(Data records)
%%

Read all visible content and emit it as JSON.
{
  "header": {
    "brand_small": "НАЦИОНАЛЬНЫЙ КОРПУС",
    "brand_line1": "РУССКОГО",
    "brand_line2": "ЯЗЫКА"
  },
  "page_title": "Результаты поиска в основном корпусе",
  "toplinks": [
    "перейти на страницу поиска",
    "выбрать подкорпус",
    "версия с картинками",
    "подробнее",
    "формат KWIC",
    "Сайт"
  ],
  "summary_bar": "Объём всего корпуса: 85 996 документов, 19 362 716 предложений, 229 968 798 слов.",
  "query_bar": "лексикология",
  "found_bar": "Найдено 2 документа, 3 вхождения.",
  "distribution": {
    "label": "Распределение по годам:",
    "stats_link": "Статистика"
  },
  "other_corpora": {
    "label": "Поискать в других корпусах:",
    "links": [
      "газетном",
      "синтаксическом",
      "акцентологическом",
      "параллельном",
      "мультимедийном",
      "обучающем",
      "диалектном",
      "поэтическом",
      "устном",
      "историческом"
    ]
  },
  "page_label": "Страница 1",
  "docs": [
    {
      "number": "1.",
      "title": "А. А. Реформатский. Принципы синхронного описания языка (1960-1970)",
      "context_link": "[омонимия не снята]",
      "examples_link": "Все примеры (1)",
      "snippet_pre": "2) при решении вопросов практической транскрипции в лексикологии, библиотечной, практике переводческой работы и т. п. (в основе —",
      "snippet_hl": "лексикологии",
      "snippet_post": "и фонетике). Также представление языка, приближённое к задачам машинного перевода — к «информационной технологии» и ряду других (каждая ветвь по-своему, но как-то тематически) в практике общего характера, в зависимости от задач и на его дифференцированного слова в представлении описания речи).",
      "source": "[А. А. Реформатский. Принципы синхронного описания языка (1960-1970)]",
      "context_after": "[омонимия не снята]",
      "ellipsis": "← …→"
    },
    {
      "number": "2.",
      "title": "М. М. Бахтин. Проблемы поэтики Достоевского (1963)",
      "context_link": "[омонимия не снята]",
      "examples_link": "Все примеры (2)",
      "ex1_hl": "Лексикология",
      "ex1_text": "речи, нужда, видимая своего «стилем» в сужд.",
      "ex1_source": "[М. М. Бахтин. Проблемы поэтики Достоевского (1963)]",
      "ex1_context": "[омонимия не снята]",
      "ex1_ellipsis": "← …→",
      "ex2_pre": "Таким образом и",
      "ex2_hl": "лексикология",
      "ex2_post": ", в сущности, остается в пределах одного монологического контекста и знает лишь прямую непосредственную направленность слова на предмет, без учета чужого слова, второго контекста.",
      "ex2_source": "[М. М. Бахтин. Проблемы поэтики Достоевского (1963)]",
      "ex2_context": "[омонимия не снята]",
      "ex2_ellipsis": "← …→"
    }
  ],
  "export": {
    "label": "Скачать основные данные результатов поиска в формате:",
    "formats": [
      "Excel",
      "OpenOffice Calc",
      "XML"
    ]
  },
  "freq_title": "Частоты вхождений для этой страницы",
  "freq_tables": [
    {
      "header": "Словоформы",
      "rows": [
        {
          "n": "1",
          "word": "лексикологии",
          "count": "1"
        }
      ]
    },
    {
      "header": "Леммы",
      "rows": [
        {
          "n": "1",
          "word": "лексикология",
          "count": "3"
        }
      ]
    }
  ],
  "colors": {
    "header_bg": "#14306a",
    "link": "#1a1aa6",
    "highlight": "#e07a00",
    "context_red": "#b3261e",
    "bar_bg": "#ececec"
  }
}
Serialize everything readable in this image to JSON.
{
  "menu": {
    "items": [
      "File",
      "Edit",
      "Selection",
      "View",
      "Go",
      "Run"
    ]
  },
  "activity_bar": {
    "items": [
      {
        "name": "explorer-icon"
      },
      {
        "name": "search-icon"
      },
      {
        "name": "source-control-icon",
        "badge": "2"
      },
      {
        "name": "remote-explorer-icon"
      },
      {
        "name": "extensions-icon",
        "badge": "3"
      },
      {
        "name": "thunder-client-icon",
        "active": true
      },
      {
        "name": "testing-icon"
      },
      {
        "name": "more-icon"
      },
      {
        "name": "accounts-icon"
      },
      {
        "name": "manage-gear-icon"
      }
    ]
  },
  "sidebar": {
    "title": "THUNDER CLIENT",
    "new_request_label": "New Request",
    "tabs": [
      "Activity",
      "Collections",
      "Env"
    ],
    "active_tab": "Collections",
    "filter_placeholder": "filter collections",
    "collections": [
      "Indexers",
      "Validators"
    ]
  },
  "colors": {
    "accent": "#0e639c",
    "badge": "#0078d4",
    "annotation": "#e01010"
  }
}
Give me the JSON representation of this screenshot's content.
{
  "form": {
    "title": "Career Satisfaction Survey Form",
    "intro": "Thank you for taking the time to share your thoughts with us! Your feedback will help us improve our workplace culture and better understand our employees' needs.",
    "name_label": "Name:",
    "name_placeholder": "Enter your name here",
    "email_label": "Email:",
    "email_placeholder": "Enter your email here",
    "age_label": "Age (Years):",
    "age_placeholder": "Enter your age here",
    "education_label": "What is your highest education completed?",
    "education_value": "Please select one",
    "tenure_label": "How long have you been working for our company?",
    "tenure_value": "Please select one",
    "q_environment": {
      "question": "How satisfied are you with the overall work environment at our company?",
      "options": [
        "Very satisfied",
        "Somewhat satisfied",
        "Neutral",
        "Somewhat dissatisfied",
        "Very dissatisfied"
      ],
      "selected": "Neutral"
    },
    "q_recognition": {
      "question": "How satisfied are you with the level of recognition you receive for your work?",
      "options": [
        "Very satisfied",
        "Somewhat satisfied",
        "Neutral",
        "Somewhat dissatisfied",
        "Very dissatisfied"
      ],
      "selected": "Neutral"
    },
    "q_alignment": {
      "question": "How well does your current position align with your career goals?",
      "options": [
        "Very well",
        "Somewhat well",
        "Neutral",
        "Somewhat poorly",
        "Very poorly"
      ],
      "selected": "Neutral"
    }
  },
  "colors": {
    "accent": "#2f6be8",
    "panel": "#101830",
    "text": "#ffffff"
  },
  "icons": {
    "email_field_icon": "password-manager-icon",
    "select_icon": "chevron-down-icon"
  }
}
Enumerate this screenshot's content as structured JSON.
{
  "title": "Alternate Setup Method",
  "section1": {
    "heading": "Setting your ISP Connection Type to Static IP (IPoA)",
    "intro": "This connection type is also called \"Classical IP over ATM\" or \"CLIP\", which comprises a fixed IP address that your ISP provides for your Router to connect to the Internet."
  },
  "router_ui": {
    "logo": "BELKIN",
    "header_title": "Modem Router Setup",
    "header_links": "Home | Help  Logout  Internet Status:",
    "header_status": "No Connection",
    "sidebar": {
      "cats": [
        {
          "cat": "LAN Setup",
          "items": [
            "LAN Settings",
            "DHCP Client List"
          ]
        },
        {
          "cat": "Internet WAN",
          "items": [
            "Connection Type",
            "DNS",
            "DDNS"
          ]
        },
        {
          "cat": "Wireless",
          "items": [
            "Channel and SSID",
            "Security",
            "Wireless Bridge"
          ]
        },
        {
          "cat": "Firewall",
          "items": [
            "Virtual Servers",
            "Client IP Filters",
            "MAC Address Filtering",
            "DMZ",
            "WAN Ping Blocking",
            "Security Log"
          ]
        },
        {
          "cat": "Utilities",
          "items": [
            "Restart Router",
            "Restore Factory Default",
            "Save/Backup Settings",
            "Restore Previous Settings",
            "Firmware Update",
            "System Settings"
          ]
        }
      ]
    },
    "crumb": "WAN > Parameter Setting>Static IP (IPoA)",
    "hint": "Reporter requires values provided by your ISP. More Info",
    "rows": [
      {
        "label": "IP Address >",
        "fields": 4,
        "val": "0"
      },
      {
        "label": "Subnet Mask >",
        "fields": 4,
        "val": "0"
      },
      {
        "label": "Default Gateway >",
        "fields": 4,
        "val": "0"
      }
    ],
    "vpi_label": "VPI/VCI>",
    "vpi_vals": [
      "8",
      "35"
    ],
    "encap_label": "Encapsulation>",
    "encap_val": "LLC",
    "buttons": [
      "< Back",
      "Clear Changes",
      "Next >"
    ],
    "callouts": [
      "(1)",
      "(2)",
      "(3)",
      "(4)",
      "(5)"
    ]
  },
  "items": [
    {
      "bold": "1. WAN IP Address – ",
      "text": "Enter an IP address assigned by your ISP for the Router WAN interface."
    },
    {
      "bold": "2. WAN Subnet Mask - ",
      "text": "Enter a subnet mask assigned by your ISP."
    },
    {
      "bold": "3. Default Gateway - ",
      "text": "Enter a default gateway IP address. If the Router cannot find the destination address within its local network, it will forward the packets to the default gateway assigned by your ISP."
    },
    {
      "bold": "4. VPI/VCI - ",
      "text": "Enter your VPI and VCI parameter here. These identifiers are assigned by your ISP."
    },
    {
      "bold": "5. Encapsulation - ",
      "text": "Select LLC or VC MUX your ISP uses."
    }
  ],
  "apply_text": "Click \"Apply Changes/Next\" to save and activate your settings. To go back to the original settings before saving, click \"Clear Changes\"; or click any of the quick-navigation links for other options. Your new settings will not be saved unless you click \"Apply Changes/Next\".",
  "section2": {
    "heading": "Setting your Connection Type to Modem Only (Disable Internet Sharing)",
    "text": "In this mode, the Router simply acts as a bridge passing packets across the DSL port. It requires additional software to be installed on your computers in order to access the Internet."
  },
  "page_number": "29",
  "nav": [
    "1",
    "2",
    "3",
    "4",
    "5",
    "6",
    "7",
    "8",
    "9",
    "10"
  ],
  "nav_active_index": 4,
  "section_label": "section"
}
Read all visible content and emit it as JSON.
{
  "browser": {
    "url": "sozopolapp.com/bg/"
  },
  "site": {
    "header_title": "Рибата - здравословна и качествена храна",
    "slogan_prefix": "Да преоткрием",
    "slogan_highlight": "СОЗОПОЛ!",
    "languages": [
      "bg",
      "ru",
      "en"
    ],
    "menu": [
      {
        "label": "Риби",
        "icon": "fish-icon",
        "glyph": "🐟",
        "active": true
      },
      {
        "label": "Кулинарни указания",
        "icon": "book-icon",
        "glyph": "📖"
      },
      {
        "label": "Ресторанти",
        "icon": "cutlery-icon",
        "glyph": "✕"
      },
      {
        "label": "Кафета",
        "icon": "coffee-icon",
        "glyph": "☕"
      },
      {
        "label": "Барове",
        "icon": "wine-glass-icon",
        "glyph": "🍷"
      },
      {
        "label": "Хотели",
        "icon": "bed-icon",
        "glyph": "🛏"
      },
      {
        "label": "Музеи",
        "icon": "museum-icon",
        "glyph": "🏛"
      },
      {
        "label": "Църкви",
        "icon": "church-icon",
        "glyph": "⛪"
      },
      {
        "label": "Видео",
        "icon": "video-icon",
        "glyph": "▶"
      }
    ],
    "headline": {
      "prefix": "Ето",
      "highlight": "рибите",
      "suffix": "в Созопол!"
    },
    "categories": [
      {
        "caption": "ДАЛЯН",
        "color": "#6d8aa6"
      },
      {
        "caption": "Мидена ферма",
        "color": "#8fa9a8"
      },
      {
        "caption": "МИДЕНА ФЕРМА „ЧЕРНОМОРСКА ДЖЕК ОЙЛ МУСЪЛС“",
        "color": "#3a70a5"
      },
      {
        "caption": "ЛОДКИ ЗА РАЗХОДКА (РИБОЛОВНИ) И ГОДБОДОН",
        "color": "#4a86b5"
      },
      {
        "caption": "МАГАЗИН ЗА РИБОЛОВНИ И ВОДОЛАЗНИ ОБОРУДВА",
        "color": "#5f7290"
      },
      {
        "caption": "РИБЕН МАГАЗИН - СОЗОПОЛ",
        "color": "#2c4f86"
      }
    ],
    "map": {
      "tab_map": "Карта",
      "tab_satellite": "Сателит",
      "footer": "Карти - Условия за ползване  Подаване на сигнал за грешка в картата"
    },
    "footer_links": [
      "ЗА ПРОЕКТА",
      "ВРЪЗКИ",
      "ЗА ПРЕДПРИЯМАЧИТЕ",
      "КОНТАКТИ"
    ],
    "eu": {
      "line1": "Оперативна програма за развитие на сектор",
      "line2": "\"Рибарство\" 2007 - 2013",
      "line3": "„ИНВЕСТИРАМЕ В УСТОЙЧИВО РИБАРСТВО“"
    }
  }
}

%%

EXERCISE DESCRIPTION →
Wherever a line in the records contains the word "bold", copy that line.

TASK SOLUTION →
      "bold": "1. WAN IP Address – ",
      "bold": "2. WAN Subnet Mask - ",
      "bold": "3. Default Gateway - ",
      "bold": "4. VPI/VCI - ",
      "bold": "5. Encapsulation - ",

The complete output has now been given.